For each entry below, write an exact copy and leave out the images.

'''

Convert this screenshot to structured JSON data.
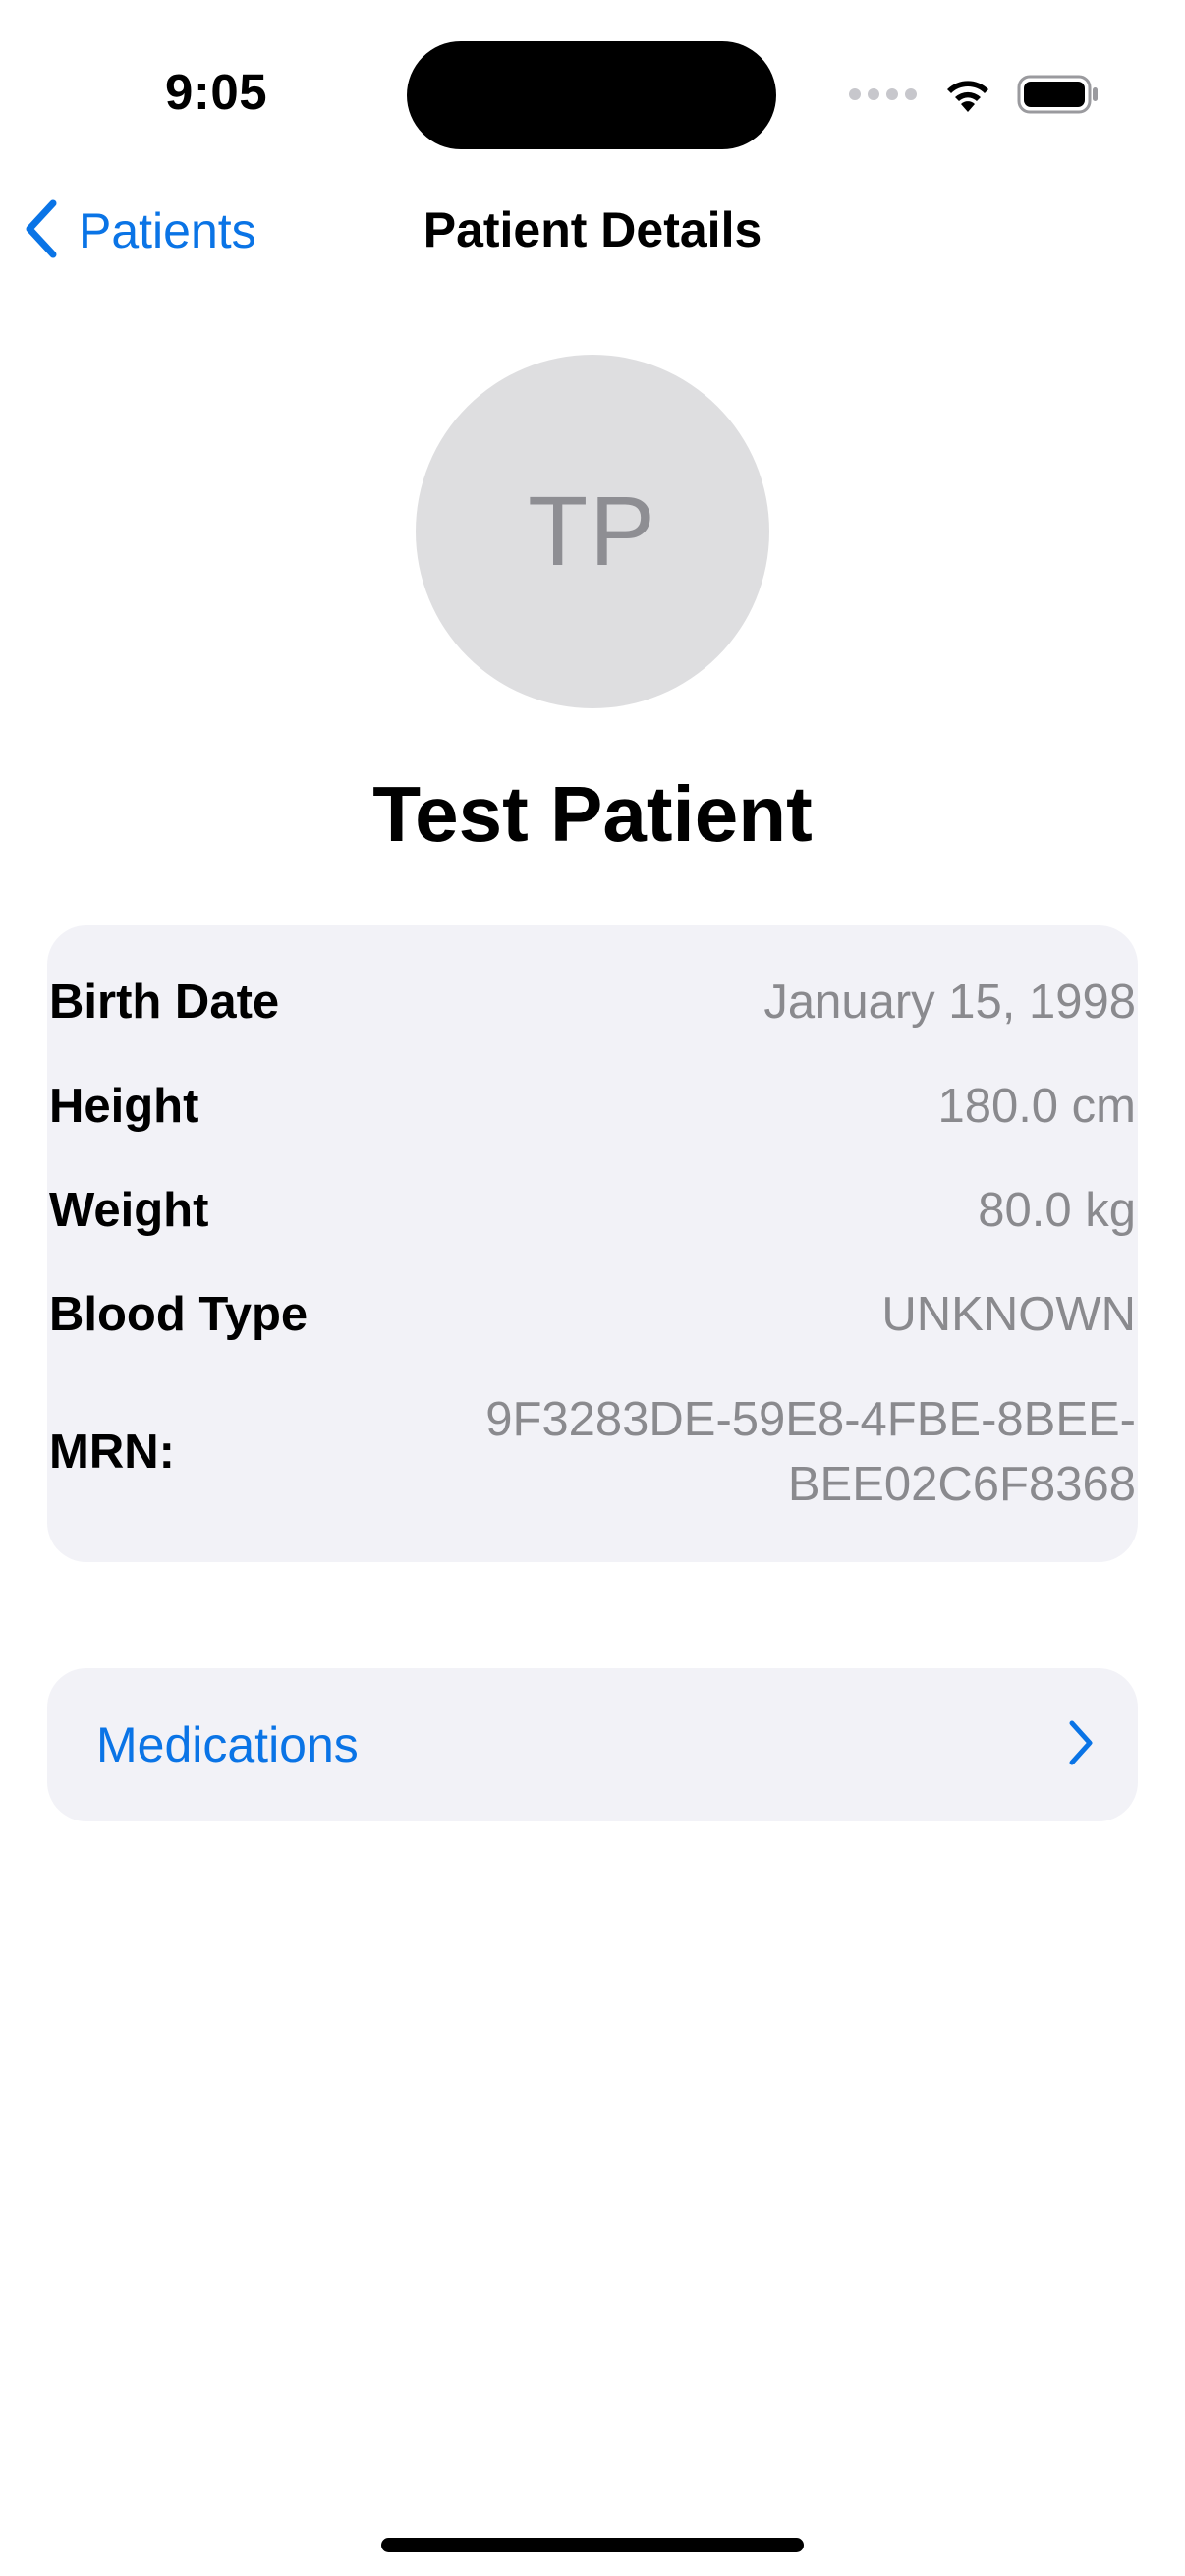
{
  "status_bar": {
    "time": "9:05"
  },
  "nav": {
    "back_label": "Patients",
    "title": "Patient Details"
  },
  "patient": {
    "initials": "TP",
    "name": "Test Patient"
  },
  "details": {
    "birth_date": {
      "label": "Birth Date",
      "value": "January 15, 1998"
    },
    "height": {
      "label": "Height",
      "value": "180.0 cm"
    },
    "weight": {
      "label": "Weight",
      "value": "80.0 kg"
    },
    "blood_type": {
      "label": "Blood Type",
      "value": "UNKNOWN"
    },
    "mrn": {
      "label": "MRN:",
      "value": "9F3283DE-59E8-4FBE-8BEE-BEE02C6F8368"
    }
  },
  "medications": {
    "label": "Medications"
  },
  "colors": {
    "accent": "#0a74e6",
    "card_background": "#f2f2f7",
    "secondary_text": "#8a8a8e",
    "avatar_background": "#dedee0"
  },
  "icons": {
    "back": "chevron-left-icon",
    "disclosure": "chevron-right-icon",
    "wifi": "wifi-icon",
    "battery": "battery-icon",
    "signal": "cellular-signal-icon"
  }
}
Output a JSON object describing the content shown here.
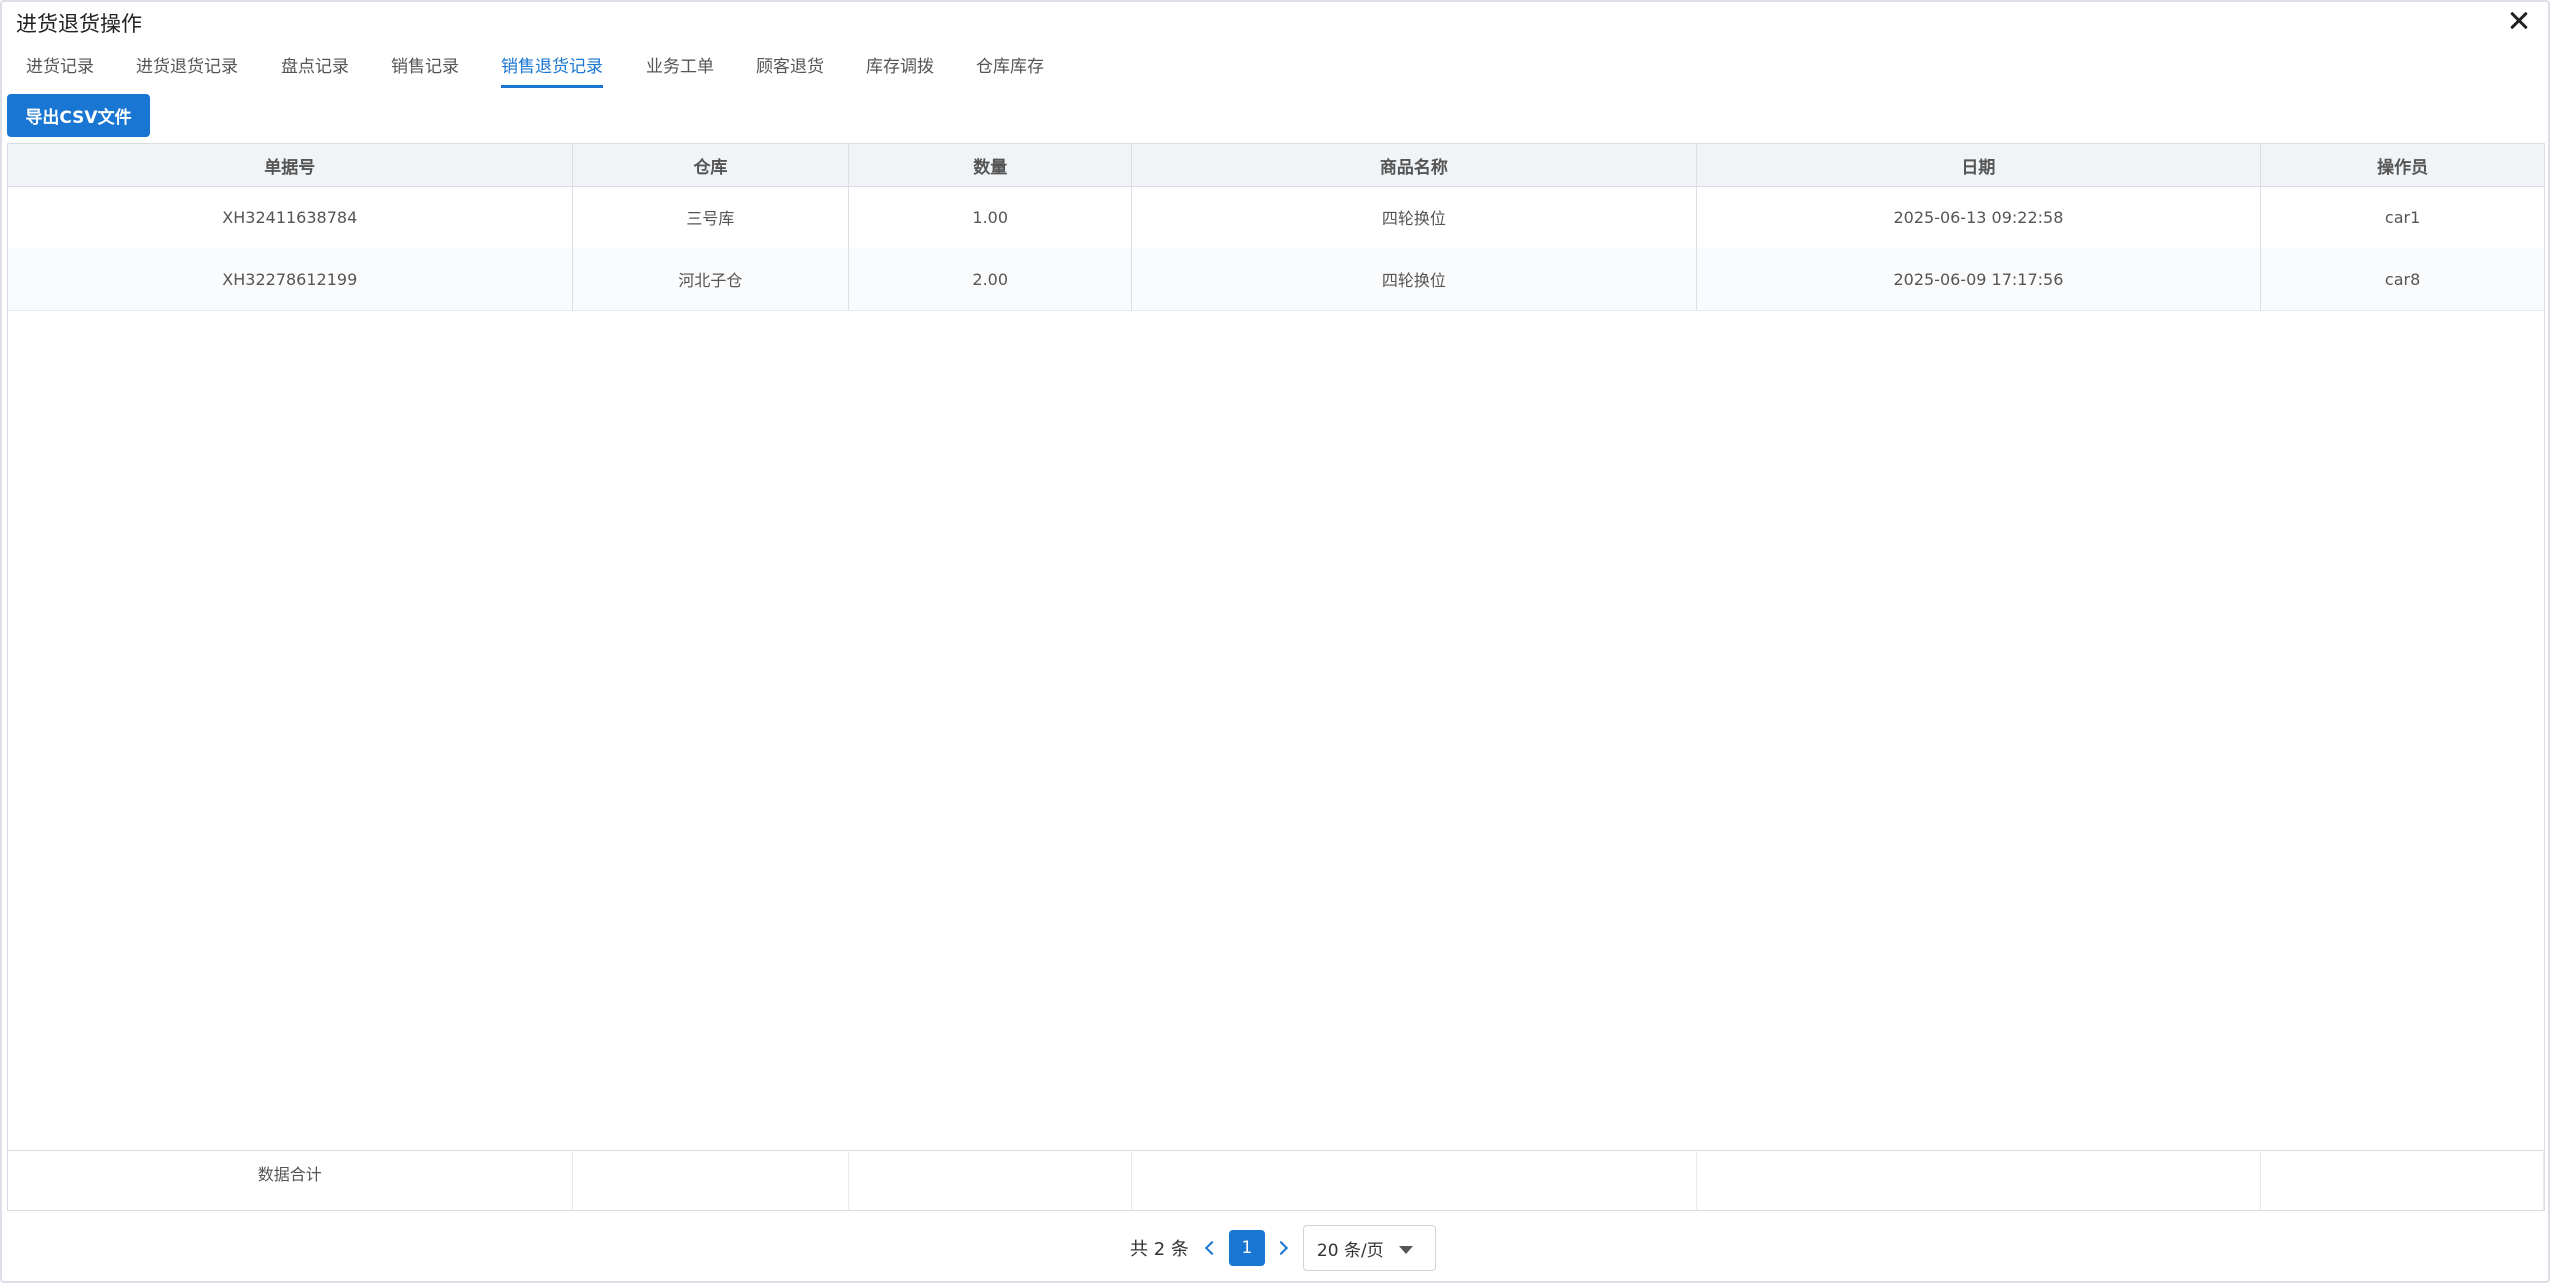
{
  "dialog": {
    "title": "进货退货操作"
  },
  "tabs": [
    {
      "label": "进货记录"
    },
    {
      "label": "进货退货记录"
    },
    {
      "label": "盘点记录"
    },
    {
      "label": "销售记录"
    },
    {
      "label": "销售退货记录",
      "active": true
    },
    {
      "label": "业务工单"
    },
    {
      "label": "顾客退货"
    },
    {
      "label": "库存调拨"
    },
    {
      "label": "仓库库存"
    }
  ],
  "toolbar": {
    "export_label": "导出CSV文件"
  },
  "table": {
    "columns": [
      "单据号",
      "仓库",
      "数量",
      "商品名称",
      "日期",
      "操作员"
    ],
    "rows": [
      [
        "XH32411638784",
        "三号库",
        "1.00",
        "四轮换位",
        "2025-06-13 09:22:58",
        "car1"
      ],
      [
        "XH32278612199",
        "河北子仓",
        "2.00",
        "四轮换位",
        "2025-06-09 17:17:56",
        "car8"
      ]
    ],
    "footer_label": "数据合计"
  },
  "pagination": {
    "total_text": "共 2 条",
    "current_page": "1",
    "page_size": "20 条/页"
  },
  "colors": {
    "accent": "#1976d2"
  }
}
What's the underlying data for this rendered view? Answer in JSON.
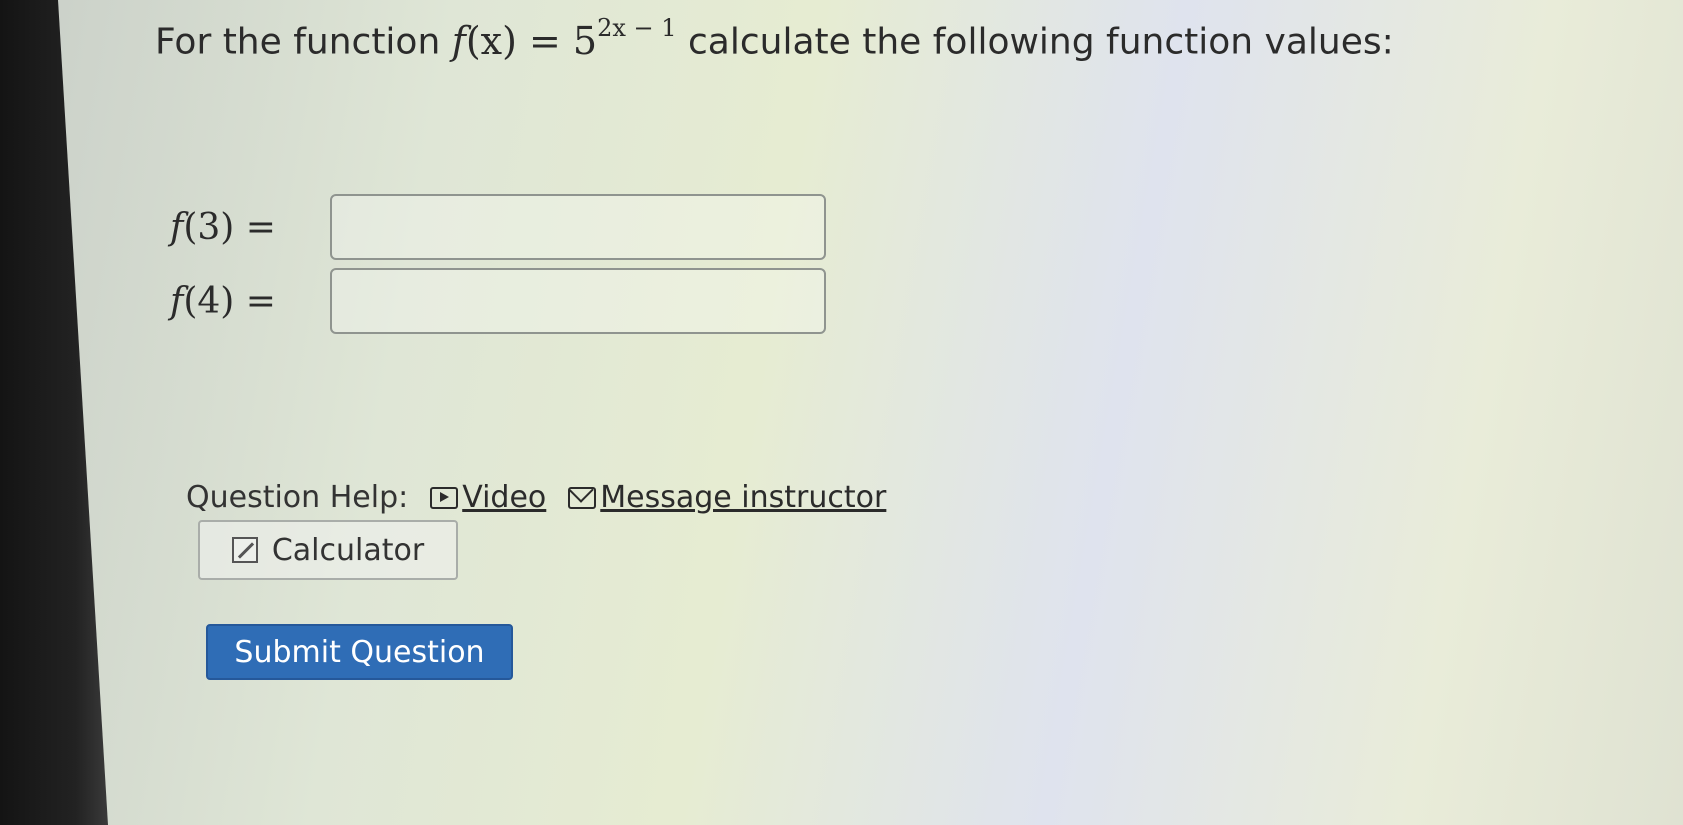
{
  "question": {
    "prefix": "For the function",
    "func_lhs": "f",
    "func_arg": "(x) = 5",
    "exponent": "2x − 1",
    "suffix": "calculate the following function values:"
  },
  "answers": [
    {
      "fn": "f",
      "arg": "(3) =",
      "value": ""
    },
    {
      "fn": "f",
      "arg": "(4) =",
      "value": ""
    }
  ],
  "help": {
    "label": "Question Help:",
    "video_label": "Video",
    "message_label": "Message instructor",
    "calculator_label": "Calculator"
  },
  "submit": {
    "label": "Submit Question",
    "color": "#2f6db6"
  },
  "icons": {
    "video": "video-icon",
    "message": "mail-icon",
    "calculator": "calculator-icon"
  }
}
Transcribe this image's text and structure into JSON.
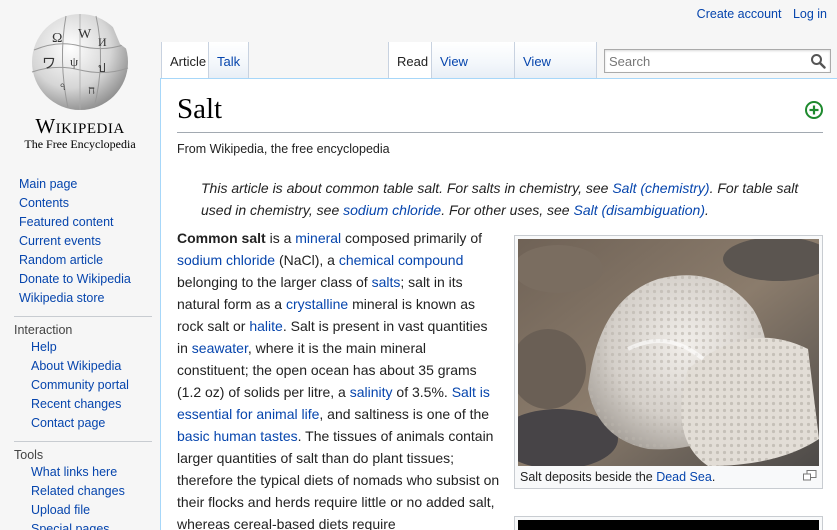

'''

Answer for the task
Convert this screenshot to structured JSON data.
{
  "status_bar": {
    "time": "9:05"
  },
  "nav": {
    "back_label": "Patients",
    "title": "Patient Details"
  },
  "patient": {
    "initials": "TP",
    "name": "Test Patient"
  },
  "details": {
    "birth_date": {
      "label": "Birth Date",
      "value": "January 15, 1998"
    },
    "height": {
      "label": "Height",
      "value": "180.0 cm"
    },
    "weight": {
      "label": "Weight",
      "value": "80.0 kg"
    },
    "blood_type": {
      "label": "Blood Type",
      "value": "UNKNOWN"
    },
    "mrn": {
      "label": "MRN:",
      "value": "9F3283DE-59E8-4FBE-8BEE-BEE02C6F8368"
    }
  },
  "medications": {
    "label": "Medications"
  },
  "colors": {
    "accent": "#0a74e6",
    "card_background": "#f2f2f7",
    "secondary_text": "#8a8a8e",
    "avatar_background": "#dedee0"
  },
  "icons": {
    "back": "chevron-left-icon",
    "disclosure": "chevron-right-icon",
    "wifi": "wifi-icon",
    "battery": "battery-icon",
    "signal": "cellular-signal-icon"
  }
}
Output a JSON object describing the content shown here.
{
  "dialog": {
    "title": "进货退货操作"
  },
  "tabs": [
    {
      "label": "进货记录"
    },
    {
      "label": "进货退货记录"
    },
    {
      "label": "盘点记录"
    },
    {
      "label": "销售记录"
    },
    {
      "label": "销售退货记录",
      "active": true
    },
    {
      "label": "业务工单"
    },
    {
      "label": "顾客退货"
    },
    {
      "label": "库存调拨"
    },
    {
      "label": "仓库库存"
    }
  ],
  "toolbar": {
    "export_label": "导出CSV文件"
  },
  "table": {
    "columns": [
      "单据号",
      "仓库",
      "数量",
      "商品名称",
      "日期",
      "操作员"
    ],
    "rows": [
      [
        "XH32411638784",
        "三号库",
        "1.00",
        "四轮换位",
        "2025-06-13 09:22:58",
        "car1"
      ],
      [
        "XH32278612199",
        "河北子仓",
        "2.00",
        "四轮换位",
        "2025-06-09 17:17:56",
        "car8"
      ]
    ],
    "footer_label": "数据合计"
  },
  "pagination": {
    "total_text": "共 2 条",
    "current_page": "1",
    "page_size": "20 条/页"
  },
  "colors": {
    "accent": "#1976d2"
  }
}
What's the underlying data for this rendered view? Answer in JSON.
{
  "question": {
    "prefix": "For the function",
    "func_lhs": "f",
    "func_arg": "(x) = 5",
    "exponent": "2x − 1",
    "suffix": "calculate the following function values:"
  },
  "answers": [
    {
      "fn": "f",
      "arg": "(3) =",
      "value": ""
    },
    {
      "fn": "f",
      "arg": "(4) =",
      "value": ""
    }
  ],
  "help": {
    "label": "Question Help:",
    "video_label": "Video",
    "message_label": "Message instructor",
    "calculator_label": "Calculator"
  },
  "submit": {
    "label": "Submit Question",
    "color": "#2f6db6"
  },
  "icons": {
    "video": "video-icon",
    "message": "mail-icon",
    "calculator": "calculator-icon"
  }
}
Transcribe this image's text and structure into JSON.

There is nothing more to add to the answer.